UEFA is in talks with the UK government about easing coronavirus quarantine restrictions that would allow foreign viewers to play the Euro 2020 knockout games in the UK
UEFA is in dialogue with the UK government to ease coronavirus quarantine restrictions for foreign fans for the Euro 2020 knockout phase.
The UK has the strictest entry requirements of any host country, so visitors from countries on the Amber List must be quarantined for 10 days upon arrival.
Travel between the other host countries – especially other EU countries – is largely possible if a recent negative PCR test is found.
Foreign fans could take part in the Euro 2020 knockout games in the UK if restrictions are relaxed
Wembley will host the semi-finals and the final along with two round of 16 games, and Euro 2020 tournament director Martin Kallen said talks are currently underway so that these key games can be attended by foreign viewers without a long quarantine period.
He told the PA news agency: “We are in a dialogue with the government, we are examining what is possible.
“The Prime Minister and the UK Government said June 21 would be the day when, in principle, everything should be back to normal. And when things get back to normal, what do the rules say for foreigners not coming to the UK on business?
“We are in a dialogue and hope that we can achieve something if the situation allows that something could happen on this side.
Euro 2020 tournament director Martin Kallen hopes Prime Minister Boris Johnson will allow foreign fans to take part in knockout matches
“Other countries are more flexible, they expect the negative PCR test, which takes 72 hours or 48 hours (before arrival), and they come and go, with the exception of countries that they have redlisted in their country.
“We’re looking at how the situation is developing and what could be achieved.”
The government pledged to decide on June 14 whether the final step in easing restrictions can be taken the following week.
The greater portability of the Delta variant of Covid-19 – which was first discovered in India – is one factor that could force a delay in its full reopening as ministers and health officials monitor whether the recent surge in cases translates into increased hospital admissions and deaths .
The government issued updated travel advice on Thursday, moving Portugal from the green list – which does not require quarantine on return – to the yellow list among countries.
The next review of the lists is due on June 28th.

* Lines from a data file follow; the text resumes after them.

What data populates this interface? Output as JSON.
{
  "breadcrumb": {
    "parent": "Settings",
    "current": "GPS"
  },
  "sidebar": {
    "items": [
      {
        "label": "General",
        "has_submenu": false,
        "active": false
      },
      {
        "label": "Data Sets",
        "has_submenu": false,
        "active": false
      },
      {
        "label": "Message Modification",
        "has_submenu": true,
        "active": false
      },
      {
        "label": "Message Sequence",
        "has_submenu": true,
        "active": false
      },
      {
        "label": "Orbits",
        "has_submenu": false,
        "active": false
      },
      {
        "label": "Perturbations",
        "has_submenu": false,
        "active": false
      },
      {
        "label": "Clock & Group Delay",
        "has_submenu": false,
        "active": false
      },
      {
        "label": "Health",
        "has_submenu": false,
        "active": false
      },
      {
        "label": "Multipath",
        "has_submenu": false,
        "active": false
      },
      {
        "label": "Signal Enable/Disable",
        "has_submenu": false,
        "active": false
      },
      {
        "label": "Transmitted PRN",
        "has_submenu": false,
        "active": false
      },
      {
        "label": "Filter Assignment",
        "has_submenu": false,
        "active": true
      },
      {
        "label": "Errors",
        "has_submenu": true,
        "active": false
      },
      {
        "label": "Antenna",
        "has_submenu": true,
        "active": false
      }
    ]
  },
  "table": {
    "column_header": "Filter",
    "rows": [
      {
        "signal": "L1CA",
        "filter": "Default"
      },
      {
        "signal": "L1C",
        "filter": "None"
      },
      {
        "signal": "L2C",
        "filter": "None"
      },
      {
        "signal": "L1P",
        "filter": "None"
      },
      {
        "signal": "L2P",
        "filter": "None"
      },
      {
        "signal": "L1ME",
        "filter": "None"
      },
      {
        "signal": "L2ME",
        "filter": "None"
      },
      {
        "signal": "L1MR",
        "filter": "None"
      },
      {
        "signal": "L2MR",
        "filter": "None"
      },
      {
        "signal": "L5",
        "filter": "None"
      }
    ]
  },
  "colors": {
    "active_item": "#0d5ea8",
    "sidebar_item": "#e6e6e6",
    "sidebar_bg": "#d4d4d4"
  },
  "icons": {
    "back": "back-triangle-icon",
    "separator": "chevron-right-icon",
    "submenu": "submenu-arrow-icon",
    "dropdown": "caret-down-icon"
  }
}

Prime Minister Boris Johnson offered to host the entire tournament earlier this year, but Kallen pointed out that UK travel restrictions would have made UEFA “less affluent” in terms of attendance if the offer had been accepted would.
Kallen admitted that UEFA had been considering offers from England and Russia to host the tournament.
“(Moving to a single host country) was always on the agenda, but more on the theoretical side,” he said.
“It was discussed at the end of last year. It was a plan B – we had plan B, plan C. Of course we had to, because at the end of last year the situation with the virus was much, much worse than it is now. “
Wembley will host the semi-finals and the final of the tournament along with two round of 16 games
Kallen said he feels that 50 percent capacity is most likely for the semifinals and finals at Wembley.
“In order to achieve 100 percent, I cannot tell you today whether this is possible,” he said.
“We will see on June 21st, there are still two and a half weeks (from then) until we have the final, whether the situation allows us to reopen and say what the UK government has put on the roadmap.” we’re back to normal, ‘when we get there the government may say that we can achieve up to 100 percent.
“The main criterion is not the stadium, but the local public transport, because the distance between people cannot be maintained.
‘The London Underground is not yet at full capacity and that will be the main question of how quickly it can reach 100 percent capacity. One possible scenario is 50 percent. ‘